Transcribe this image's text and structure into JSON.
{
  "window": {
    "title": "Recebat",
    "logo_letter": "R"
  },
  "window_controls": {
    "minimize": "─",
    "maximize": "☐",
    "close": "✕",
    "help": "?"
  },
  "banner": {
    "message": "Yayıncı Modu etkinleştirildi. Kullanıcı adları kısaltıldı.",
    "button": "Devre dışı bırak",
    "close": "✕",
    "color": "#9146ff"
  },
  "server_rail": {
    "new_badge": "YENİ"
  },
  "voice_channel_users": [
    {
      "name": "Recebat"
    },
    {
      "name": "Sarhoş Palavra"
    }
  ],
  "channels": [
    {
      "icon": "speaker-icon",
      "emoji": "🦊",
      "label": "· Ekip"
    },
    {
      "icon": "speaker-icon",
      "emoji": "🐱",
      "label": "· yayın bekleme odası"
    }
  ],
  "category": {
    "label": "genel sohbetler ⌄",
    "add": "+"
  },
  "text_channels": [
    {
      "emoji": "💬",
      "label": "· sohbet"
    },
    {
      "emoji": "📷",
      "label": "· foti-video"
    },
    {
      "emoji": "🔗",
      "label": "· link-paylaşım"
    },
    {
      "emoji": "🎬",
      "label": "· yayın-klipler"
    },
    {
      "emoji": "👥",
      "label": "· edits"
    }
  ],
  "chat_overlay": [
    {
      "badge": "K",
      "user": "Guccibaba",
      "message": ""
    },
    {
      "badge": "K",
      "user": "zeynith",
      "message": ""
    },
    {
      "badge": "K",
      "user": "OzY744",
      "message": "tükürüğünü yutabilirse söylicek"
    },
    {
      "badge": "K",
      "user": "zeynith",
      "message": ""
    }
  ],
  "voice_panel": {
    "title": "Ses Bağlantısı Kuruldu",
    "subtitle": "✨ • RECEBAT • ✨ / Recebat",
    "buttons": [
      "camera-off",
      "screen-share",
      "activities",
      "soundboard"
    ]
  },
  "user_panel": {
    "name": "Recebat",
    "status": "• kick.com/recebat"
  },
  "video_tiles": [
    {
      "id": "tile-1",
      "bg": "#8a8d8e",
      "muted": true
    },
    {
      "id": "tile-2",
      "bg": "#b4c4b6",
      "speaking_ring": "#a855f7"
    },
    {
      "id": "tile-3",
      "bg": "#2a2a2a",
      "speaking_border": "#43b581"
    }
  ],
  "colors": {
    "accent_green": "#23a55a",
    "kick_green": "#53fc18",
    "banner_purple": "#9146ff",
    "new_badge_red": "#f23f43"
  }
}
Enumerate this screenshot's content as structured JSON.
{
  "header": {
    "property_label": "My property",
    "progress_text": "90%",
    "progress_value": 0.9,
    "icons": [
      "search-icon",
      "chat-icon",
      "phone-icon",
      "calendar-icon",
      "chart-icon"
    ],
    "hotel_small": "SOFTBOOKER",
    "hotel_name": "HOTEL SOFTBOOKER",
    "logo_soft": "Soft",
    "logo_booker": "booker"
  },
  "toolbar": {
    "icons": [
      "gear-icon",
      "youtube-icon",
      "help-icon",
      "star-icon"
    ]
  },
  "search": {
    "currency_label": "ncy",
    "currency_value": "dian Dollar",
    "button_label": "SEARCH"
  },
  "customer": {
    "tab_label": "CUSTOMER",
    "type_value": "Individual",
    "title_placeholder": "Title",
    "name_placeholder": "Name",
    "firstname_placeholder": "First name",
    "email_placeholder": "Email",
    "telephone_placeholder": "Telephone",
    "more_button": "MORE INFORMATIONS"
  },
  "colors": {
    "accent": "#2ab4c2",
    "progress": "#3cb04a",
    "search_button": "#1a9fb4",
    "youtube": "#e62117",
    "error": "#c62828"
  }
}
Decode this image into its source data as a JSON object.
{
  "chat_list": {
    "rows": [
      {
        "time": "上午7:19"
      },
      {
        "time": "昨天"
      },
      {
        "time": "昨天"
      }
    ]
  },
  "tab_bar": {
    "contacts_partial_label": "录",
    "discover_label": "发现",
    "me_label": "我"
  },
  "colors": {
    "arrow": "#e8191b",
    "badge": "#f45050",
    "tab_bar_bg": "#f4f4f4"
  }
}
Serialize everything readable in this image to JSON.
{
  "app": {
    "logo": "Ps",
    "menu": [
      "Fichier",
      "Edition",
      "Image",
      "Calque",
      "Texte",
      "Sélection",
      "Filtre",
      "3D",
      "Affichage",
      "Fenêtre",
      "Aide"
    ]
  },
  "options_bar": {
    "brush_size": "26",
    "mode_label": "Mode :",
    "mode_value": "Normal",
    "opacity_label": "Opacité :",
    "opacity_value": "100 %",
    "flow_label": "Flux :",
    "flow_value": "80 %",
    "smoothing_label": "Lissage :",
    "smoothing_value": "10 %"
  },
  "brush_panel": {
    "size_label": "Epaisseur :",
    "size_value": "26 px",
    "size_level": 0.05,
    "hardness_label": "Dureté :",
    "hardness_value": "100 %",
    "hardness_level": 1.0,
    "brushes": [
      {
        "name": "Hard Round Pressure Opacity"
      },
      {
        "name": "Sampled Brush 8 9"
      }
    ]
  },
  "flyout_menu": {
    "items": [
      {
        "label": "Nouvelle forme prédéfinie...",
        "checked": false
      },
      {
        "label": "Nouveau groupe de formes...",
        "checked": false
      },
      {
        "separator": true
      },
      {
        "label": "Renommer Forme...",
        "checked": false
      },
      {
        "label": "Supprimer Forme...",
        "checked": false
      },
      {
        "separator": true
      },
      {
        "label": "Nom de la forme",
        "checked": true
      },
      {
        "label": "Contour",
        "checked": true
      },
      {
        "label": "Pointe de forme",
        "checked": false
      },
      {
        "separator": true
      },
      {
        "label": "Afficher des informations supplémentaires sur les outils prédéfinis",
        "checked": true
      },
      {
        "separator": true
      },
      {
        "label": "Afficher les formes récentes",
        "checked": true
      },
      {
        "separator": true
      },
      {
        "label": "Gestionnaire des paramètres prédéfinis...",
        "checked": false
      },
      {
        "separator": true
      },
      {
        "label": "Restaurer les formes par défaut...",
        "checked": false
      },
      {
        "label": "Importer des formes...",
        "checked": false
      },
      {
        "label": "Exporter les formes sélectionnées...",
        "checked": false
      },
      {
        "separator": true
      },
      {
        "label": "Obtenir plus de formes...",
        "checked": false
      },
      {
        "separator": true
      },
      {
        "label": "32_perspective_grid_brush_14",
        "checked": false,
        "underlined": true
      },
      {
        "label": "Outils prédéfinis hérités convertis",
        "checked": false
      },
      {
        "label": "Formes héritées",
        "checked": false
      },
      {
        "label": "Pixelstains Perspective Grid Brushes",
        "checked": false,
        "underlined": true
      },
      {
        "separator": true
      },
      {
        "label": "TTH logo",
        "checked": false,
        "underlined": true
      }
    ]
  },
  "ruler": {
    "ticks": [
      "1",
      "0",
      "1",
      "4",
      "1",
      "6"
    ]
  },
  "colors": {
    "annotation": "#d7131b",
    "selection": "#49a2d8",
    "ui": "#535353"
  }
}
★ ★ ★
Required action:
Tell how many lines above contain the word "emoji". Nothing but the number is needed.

Solution for this task:
7